The main steering station is on the flying bridge, but Sea Ray has an optional lower station that replaces the raised dinette at the forward end of the salon, port side. A guest cabin with twin berths, not shown on these drawings, is tucked under the dinette, with access opposite the galley.
The 2012 450 DB's salon is larger and more open than the earlier Sea Ray 450 model, with redesigned seating. The new windows provide both light and views. The hi-lo coffee table is optional, a full entertainment center standard.
The redesigned raised dinette can be replaced by a lower helm station, but then where would you eat? We'd stick with the dinette and rely on the flying bridge enclosure for inclement weather. All interior upholstery is Ultraleather.
The galley is slightly changed on the new boat, but keeps the upright refrigerator/freezer we liked on the original 450DB. Why so many builders use half-size fridges is beyond us. There's also a pull-out pantry, a recessed two-burner stove, microwave oven and lots of stowage.

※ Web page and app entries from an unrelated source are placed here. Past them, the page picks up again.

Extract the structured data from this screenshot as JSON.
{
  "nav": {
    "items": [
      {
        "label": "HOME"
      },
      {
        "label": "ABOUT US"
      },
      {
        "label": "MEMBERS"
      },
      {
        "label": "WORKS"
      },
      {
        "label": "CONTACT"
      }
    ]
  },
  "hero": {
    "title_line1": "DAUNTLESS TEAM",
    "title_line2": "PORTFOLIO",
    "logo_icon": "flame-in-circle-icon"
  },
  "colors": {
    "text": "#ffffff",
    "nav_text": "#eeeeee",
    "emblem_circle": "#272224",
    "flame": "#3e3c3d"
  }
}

Joinery is now real wood, vs. mica in the earlier boat. The wood sole is optional.
The master stateroom's queen berth has a pillow-top innerspring mattress, 22" TV and twin cedar-lined hanging lockers. We like the cabinets over the hullside ports, and the shelves either side of the berth for keeping odds and ends at night. The master head is en suite.
We like the twin berths in the guest cabin, better for carrying kids or guests who don't want to share a berth. They will convert to a king when needed. Sea Ray includes bedspreads and linen. A TV is optional, but it comes with a DVD and gaming system, perfect for kids, or guys who want to act like them.
Both heads are similar, and well-appointed, with VacuFlush toilets, solid-surface countertops and Grohe fixtures. This is the master. The acrylic bi-fold door creates a shower area, although most folks prefer a bona fide shower stall.
Cost and Recommendation
Sea Ray publishes MSRP and options prices for all their boats on their website (www.searay.com), something we think all builders should do. It makes boat shopping easier, and even though most dealers are open to negotiation, buyers can price out the boat they want ahead of time, so at least they have a dollar amount to start haggling with. MSRP for the 450 Sedan Bridge is $967,110 with standard power; upgrading to the bigger diesels will add $49,167.
There are enough options to satisfy almost anyone, and to drive the price past a million bucks without any trouble at all. The optional sunroof adds $16,500; air conditioning on the bridge, $12,000. We could do without both of those, really. But we'd like the Raymarine E120W nav package with radar ($19,083); cameras in the engine room and cockpit ($5,000 for both); cockpit wet bar with grill ($9,833); and, since we're spending money, the FLIR thermal imaging camera, very handy when navigating at night or in poor visibility ($15,833 – yeah, it's costly, but very cool).
Just another tough day on the water. The sunroof in the hardtop is a $16,500 option.
If you are in the market for a 40-something express cruiser or a sedan, we suggest you consider putting Sea Ray on your short list.
|Washdown: Fresh Water|
|Washdown: Raw Water|
|Outlet: 12-Volt Acc|
|Boats More Than 30 Feet|
|Oil Change System|
= Standard = Optional
|Warranties change from time to time. While BoatTEST.com has tried to ensure the most up-to-date warranty offered by each builder, it does not guarantee the accuracies of the information presented below. Please check with the boat builder or your local dealer before you buy any boat.|